Methods To Test Cleaning For Health Efforts
During the pandemic, conventional cleaning for health practices fell to the wayside in many facilities as priorities switched toward touchpoint disinfection instead. But as more offices and commercial spaces gear up for full-scale re-openings, best practices can’t be ignored as it involves overall occupant safety and health. Adopting green-friendly products, achieving certifications and sending out promotional material to occupants highlighting these efforts can all be steps in the right direction, but it’s important to make sure facilities aren’t cutting any corners along the way.
There are many different steps facilities can take to make sure they are cleaning for health to the best of their abilities. Steve Ashkin, CEO of The Ashkin Group and industry proponent for green cleaning, outlined several key examples in a recent article.
Checking Floor Safety: Floor finishes offer labels with a coefficient of friction scale, ranging from 0.1-1.0. The scale indicates slip resistance capability (0.5 is the standard for safety. The higher the number, the stronger the friction). As time goes on, facilities floors may dip below the standard of 0.5 through foot traffic, routine maintenance or shifting climates. Routine testing is paramount to avoid slips-and-falls and other liabilities.
Disinfectant Usage: Just because a disinfectant is on the Environmental Protection Agency’s (EPA) List-N doesn’t mean it will automatically eradicate viruses or keep occupants safe. It’s more important than ever to train on a number of surrounding factors: proper equipment cleaning, disinfection application, proper dilution of chemicals, and more.
Monitor Cleaning Solution: Evaluating when cleaning solution becomes contaminated can be a tricky process. While custodians don’t want to be wasteful and switch out chemicals or mops too frequently, they also don’t want to run the risk of completing several rooms with contaminated solution and undoing hours of good work.
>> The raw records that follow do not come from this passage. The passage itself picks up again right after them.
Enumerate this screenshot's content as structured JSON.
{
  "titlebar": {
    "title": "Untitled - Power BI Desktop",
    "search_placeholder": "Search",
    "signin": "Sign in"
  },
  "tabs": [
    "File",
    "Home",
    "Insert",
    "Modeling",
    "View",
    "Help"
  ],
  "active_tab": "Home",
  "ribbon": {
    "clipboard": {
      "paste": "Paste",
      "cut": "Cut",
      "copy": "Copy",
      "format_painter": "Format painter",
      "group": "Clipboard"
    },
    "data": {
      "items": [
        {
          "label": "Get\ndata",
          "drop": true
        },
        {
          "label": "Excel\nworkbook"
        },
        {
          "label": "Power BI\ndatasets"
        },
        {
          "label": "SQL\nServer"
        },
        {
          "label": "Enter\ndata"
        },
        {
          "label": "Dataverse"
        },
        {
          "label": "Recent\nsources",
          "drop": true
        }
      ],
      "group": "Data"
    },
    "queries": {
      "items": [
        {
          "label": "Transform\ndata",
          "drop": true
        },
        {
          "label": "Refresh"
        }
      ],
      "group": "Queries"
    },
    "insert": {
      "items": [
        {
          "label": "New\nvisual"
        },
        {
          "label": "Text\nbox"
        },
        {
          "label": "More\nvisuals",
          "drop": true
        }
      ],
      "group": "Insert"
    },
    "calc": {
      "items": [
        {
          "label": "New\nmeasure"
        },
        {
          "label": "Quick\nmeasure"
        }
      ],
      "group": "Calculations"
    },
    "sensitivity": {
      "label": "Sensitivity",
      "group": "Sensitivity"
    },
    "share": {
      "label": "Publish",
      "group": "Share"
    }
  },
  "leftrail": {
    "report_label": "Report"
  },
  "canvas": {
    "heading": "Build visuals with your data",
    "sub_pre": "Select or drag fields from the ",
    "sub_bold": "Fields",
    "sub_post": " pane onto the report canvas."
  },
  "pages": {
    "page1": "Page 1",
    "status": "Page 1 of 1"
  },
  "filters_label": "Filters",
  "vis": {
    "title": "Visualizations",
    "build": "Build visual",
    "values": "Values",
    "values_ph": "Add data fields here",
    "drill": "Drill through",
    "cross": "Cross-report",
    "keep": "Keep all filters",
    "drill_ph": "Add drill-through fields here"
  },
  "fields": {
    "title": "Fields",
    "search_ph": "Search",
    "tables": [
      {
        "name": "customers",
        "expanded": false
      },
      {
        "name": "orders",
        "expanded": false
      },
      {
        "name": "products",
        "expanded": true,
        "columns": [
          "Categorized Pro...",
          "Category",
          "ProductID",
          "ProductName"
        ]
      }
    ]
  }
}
The best method for walking this line is routine solution testing throughout a shift.
For additional insights from Ashkin, check out this article on five key lessons learned about the cleaning industry during the pandemic.